As I didn’t have Photoshop – I do now, due to the love and kindness of someone dear to me – my friend Terry said to come round and he would give me some quick lessons. I selected seven or eight images and played with them, and I ended up choosing three out of those eight and submitting them in the categories Best Digital Landscape and Best Digital Abstract.
I had a lot of fun, and was gobsmacked by what you can do to a simple picture.  And excited, too. So I’m sharing some of the before and after shots here.

One of my own personal rules dictates that I try as little as possible to interfere with the original shot, except in two instances, where I went a little wild.

The other example I can't show because I've submitted it to the comp. 
I didn’t add things to the photos – no computer graphics, for instance – except for colour and contrast and something called temperature. I did, in one instance, take out a handrail. Simply rubbed it out, which was a weird feeling.

A good friend tells me that I make frequent use of vanishing points in my photography. I didn’t know what a vanishing point was, so Lesley explained how the lines in the photograph converge in the middle distance, and I see now that I do use them quite often. She wondered if my many photos of pathways/roads/lanes means that I am searching for something. I don’t know. I like to think rather that I am intrigued by the unknown, by what lies beyond. Do other photographers out there relate to this, to finding a theme in your pictures?

It’s fairly obvious how all this relates to writing. Get something simple or straightforward down and keep adding layers to it until you have a piece that is worth looking at or, in this case, reading.  The trick of course is to get something down to start with... 

Ah, well, back to the real world.

Wednesday, 22 February 2012

Climb every mountain

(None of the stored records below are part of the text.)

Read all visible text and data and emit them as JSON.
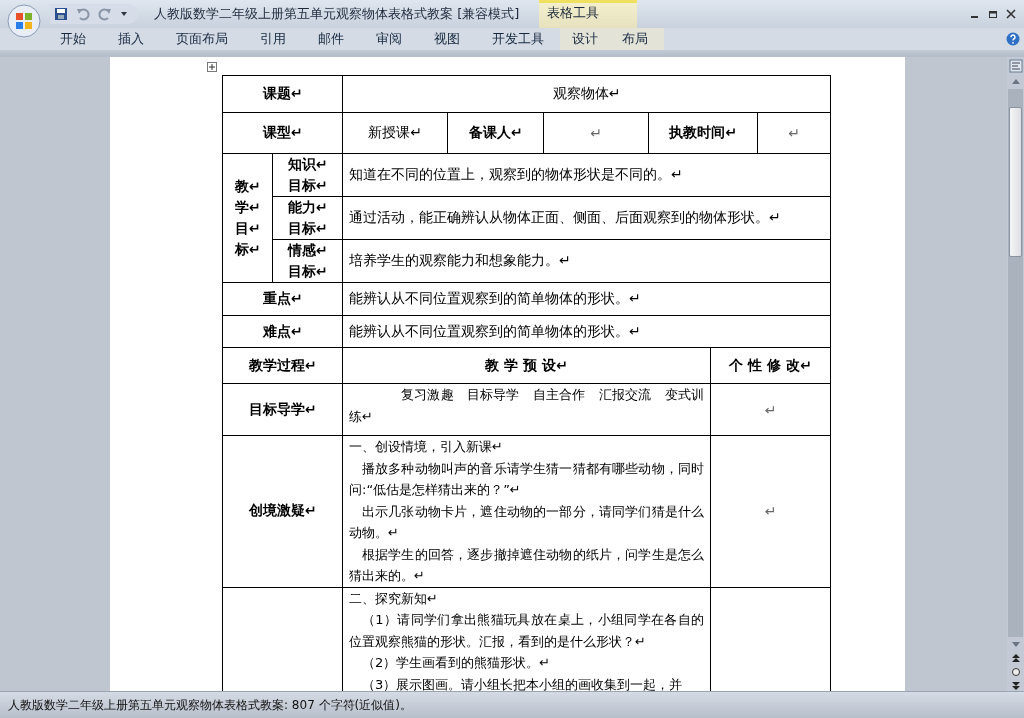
{
  "window": {
    "title": "人教版数学二年级上册第五单元观察物体表格式教案 [兼容模式]",
    "context_group": "表格工具"
  },
  "ribbon_tabs": [
    {
      "label": "开始",
      "selected": false,
      "kind": "main"
    },
    {
      "label": "插入",
      "selected": false,
      "kind": "main"
    },
    {
      "label": "页面布局",
      "selected": false,
      "kind": "main"
    },
    {
      "label": "引用",
      "selected": false,
      "kind": "main"
    },
    {
      "label": "邮件",
      "selected": false,
      "kind": "main"
    },
    {
      "label": "审阅",
      "selected": false,
      "kind": "main"
    },
    {
      "label": "视图",
      "selected": false,
      "kind": "main"
    },
    {
      "label": "开发工具",
      "selected": false,
      "kind": "main"
    },
    {
      "label": "设计",
      "selected": false,
      "kind": "context"
    },
    {
      "label": "布局",
      "selected": false,
      "kind": "context"
    }
  ],
  "lesson_plan": {
    "topic_label": "课题↵",
    "topic": "观察物体↵",
    "type_label": "课型↵",
    "type": "新授课↵",
    "preparer_label": "备课人↵",
    "preparer": "↵",
    "time_label": "执教时间↵",
    "time": "↵",
    "objectives_label": [
      "教↵",
      "学↵",
      "目↵",
      "标↵"
    ],
    "objectives": [
      {
        "label": [
          "知识↵",
          "目标↵"
        ],
        "text": "知道在不同的位置上，观察到的物体形状是不同的。↵"
      },
      {
        "label": [
          "能力↵",
          "目标↵"
        ],
        "text": "通过活动，能正确辨认从物体正面、侧面、后面观察到的物体形状。↵"
      },
      {
        "label": [
          "情感↵",
          "目标↵"
        ],
        "text": "培养学生的观察能力和想象能力。↵"
      }
    ],
    "key_point_label": "重点↵",
    "key_point": "能辨认从不同位置观察到的简单物体的形状。↵",
    "difficulty_label": "难点↵",
    "difficulty": "能辨认从不同位置观察到的简单物体的形状。↵",
    "process_headers": [
      "教学过程↵",
      "教 学 预 设↵",
      "个 性 修 改↵"
    ],
    "process_rows": [
      {
        "stage": "目标导学↵",
        "paragraphs": [
          {
            "text": "复习激趣　目标导学　自主合作　汇报交流　变式训练↵",
            "indented": true
          }
        ],
        "note": "↵"
      },
      {
        "stage": "创境激疑↵",
        "paragraphs": [
          {
            "text": "一、创设情境，引入新课↵",
            "indented": false
          },
          {
            "text": "播放多种动物叫声的音乐请学生猜一猜都有哪些动物，同时问:“低估是怎样猜出来的？”↵",
            "indented": true
          },
          {
            "text": "出示几张动物卡片，遮住动物的一部分，请同学们猜是什么动物。↵",
            "indented": true
          },
          {
            "text": "根据学生的回答，逐步撤掉遮住动物的纸片，问学生是怎么猜出来的。↵",
            "indented": true
          }
        ],
        "note": "↵"
      },
      {
        "stage": "",
        "paragraphs": [
          {
            "text": "二、探究新知↵",
            "indented": false
          },
          {
            "text": "（1）请同学们拿出熊猫玩具放在桌上，小组同学在各自的位置观察熊猫的形状。汇报，看到的是什么形状？↵",
            "indented": true
          },
          {
            "text": "（2）学生画看到的熊猫形状。↵",
            "indented": true
          },
          {
            "text": "（3）展示图画。请小组长把本小组的画收集到一起，并",
            "indented": true
          }
        ],
        "note": ""
      }
    ]
  },
  "status_bar": "人教版数学二年级上册第五单元观察物体表格式教案: 807 个字符(近似值)。"
}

Last week I climbed Table Mountain in Cape Town.

Table Mountain is at the bottom of Africa and is over 1,000 metres above sea level. I read recently that it’s believed to be one of the oldest mountains in the world, but I’m not sure how they know that and whether it’s true. While it looks flat on top, believe me it isn’t.  I first climbed it with my father and my brother when I was a little girl. We climbed not just up, but down again, in one day. My memories from that trip are hazy but one is that I was always lagging behind, and the other is that my father sustained me with pieces of chocolate.  When I climbed it two days ago I couldn’t face food, and I kept myself going for most of the way with water and the thought of a cold beer when we reached the cable car station.
At various stages of my life I have climbed this particular mountain again and again. And again. It never loses any of its magic.

There are a number of routes to take to reach the top, and the one we chose is called Skeleton Gorge. I say we because you should never climb a mountain on your own and, just as importantly, you need someone to set the pace. Someone who, when you feel like lying flat out like a lizard on a rock like my friend below, cracks the whip.

Skeleton Gorge is a ravine that ascends between two outcrops at the back of the mountain. And, basically – there’s no getting away from it – it’s straight up. It’s tough-going. One section is a rock scramble. In the winter, this bit is tricky because it’s often dripping with water. It’s summer now, of course, and it was almost dry. I don’t know if the ferns and grasses were grateful for the sweat dripping from my hairline. 

But it’s all worth it. The top is reached by overcoming a series of ridges, a series that has you fooled, that has you believing the top is over the next ridge, but when you reach that ridge you find there’s another. And another. And when you finally reach the top and look down on all below you as if you were King of the World, it’s a surprise. 

Why do we climb mountains? For some people it’s simply because they’re there.
But for me it’s about pushing myself. And where my thoughts take me as I put one foot in front of the other. As I look at nature in a new way.

Or heave myself over one more boulder. For me it’s about the challenge. And the exhilaration when I’m done. 

I like to think about my writing in the same way.